Azis expressed surprise that he was contacted by police about his speech, adding he was merely raising concerns of the people. Azis added that Putrajaya should be sensitive about matters raised by MPs.

Azhar meanwhile, said he would go through the Hansard and would communicate with the relevant authorities.


Employees’ Provident Fund (EPF) contributions will be channelled to Account 1 until the amount that has been withdrawn under the various schemes, is replaced.

Following the Covid-19 pandemic, contributors were allowed to withdraw their savings.

Funds from Account 1 can only be taken out upon retirement, while money in Account 2, can only be withdrawn for certain expenses, like the purchase of a property, investment schemes, and education.

Deputy Finance Minister Shahar Abdullah said RM101 billion had been withdrawn from EPF by members under i-Lestari, i-Sinar and i-Citra.

He explained that once the amount withdrawn had been replaced, contributions would then revert to the previous system of 70 per cent of contributions saved in Account 1, and the balance, parked in Account 2.


The 12th Sarawak election will be held on Dec 18.

The Election Commission announced that nomination will be held on Dec 6, while early voting will be on Dec 14.

Eighty-two nomination centres and 82 counting centres would be set up for the polls.


Tun Dr Mahathir Mohamad said the government must explain why the treatment of a “convict like Datuk Seri Najib Razak was different from all other convicts”.

The former prime minister said Malaysia was witnessing a blatant discrimination in the practice of the law as he compared the different treatments accorded to Najib, and his former deputy, Datuk Seri Anwar Ibrahim, whom he put behind bars.

“While the police broke Anwar’s door, arrested, handcuffed, and threw him into a police car to be detained before he was charged in court, Najib was never arrested, or handcuffed, or taken to a lockup in a police car,” said Dr Mahathir in his latest blog posting.

Najib was found guilty by the High Court in June last year of seven charges related to the misappropriation of RM42 million of SRC International’s funds. High Court judge Mohd Nazlan Mohd Ghazali later granted Najib a stay of execution pending his appeal to the Court of Appeal.

“As far as I know, no other person has been treated this way. He is now allowed to leave the country. Again, there is no such precedent anywhere.”

Dr Mahathir questioned on what basis were these privileges accorded to Najib, when it was not given to Anwar, or any other convicted person.

“Clearly, the rule of law has not been applied equally between them.

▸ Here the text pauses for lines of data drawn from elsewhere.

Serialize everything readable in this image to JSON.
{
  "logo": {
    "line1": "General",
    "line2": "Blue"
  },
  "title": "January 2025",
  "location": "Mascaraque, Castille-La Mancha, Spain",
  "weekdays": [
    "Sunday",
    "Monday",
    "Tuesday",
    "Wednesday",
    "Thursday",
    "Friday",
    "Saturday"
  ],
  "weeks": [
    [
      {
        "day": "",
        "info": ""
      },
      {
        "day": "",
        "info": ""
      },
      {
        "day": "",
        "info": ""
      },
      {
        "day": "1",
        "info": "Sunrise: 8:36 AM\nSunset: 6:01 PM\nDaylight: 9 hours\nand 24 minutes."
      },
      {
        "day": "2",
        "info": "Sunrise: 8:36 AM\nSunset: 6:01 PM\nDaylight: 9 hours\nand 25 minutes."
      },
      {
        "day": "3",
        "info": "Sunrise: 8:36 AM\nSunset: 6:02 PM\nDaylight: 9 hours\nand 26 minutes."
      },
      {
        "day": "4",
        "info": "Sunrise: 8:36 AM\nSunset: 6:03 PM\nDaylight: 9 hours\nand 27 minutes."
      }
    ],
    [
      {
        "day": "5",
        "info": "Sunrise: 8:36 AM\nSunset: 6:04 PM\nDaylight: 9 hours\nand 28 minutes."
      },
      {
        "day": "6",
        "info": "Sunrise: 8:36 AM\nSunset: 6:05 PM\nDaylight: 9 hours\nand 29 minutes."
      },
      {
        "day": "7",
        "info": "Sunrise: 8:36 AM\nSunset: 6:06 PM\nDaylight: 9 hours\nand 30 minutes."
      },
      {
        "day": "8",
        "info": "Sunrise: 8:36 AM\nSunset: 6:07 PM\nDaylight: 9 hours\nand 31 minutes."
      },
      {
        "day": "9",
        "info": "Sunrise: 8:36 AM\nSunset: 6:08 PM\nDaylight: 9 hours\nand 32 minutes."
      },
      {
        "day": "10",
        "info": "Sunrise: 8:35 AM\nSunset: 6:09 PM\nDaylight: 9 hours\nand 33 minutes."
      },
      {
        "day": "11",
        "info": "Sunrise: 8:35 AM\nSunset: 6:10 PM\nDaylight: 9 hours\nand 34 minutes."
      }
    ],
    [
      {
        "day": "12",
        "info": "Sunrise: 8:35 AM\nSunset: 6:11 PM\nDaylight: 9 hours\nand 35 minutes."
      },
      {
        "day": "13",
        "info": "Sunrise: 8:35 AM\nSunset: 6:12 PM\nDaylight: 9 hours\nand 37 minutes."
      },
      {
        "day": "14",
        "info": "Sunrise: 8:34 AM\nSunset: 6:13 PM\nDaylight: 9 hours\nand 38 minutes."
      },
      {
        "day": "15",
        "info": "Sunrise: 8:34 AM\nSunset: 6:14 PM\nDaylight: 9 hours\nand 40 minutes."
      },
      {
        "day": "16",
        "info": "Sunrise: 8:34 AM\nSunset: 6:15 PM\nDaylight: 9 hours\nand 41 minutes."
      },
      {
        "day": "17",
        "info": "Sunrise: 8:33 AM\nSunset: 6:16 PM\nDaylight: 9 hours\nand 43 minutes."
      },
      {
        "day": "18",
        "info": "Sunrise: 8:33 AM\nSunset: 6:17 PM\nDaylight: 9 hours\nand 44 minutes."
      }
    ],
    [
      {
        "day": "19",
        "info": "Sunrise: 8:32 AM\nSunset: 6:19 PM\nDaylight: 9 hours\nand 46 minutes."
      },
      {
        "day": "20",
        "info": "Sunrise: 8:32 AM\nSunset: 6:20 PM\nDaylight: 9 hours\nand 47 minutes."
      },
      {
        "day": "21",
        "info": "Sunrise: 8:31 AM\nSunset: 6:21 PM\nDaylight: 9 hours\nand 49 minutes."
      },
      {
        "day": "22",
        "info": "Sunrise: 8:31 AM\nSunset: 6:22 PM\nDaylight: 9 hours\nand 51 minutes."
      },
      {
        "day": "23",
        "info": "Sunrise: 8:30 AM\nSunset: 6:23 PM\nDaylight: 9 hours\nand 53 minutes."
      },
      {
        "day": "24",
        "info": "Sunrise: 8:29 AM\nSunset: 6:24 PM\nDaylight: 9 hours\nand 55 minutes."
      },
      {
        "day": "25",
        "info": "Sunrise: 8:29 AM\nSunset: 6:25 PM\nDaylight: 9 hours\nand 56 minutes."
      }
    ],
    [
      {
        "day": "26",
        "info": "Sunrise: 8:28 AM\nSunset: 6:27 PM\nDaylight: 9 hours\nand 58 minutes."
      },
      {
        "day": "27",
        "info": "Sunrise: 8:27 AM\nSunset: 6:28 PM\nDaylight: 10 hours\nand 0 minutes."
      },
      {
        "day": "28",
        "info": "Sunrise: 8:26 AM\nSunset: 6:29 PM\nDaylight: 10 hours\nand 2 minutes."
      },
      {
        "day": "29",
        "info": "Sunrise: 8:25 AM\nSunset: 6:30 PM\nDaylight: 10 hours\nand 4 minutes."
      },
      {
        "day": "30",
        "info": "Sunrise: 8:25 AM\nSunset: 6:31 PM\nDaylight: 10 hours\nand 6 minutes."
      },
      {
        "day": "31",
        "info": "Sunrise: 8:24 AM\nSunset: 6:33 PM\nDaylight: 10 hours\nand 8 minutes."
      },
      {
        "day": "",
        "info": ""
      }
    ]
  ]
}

All these may be legal, but they are not in accordance with the rule of law,” he added.


Minister in the Prime Minister’s Department (Economy) Datuk Seri Mustapa Mohamed said the health, nutrition, education, development, and future of youths were increasingly at risk due to climate change.

“Indeed, it is a serious cause for concern and immediate action,” he said during a webinar organised by Unicef and the Economic Planning Unit of the Prime Minister’s Department.

According to the Intergovernmental Panel on Climate Change’s Sixth Assessment Report, global greenhouse gas emissions needed to be halved by 2030 and cut to zero by 2050 to avoid the worst impacts. However, most countries are not on track to meet these targets.

The webinar also shared findings from a recent joint report by Unicef Malaysia, Universiti Kebangsaan Malaysia, and Universiti Malaysia Sabah, titled ‘Impact of Climate Change on Children: A Malaysian Perspective’. A key finding showed that current systems, including policies and regulatory framework on the environment, do not sufficiently protect children’s rights to a healthy environment.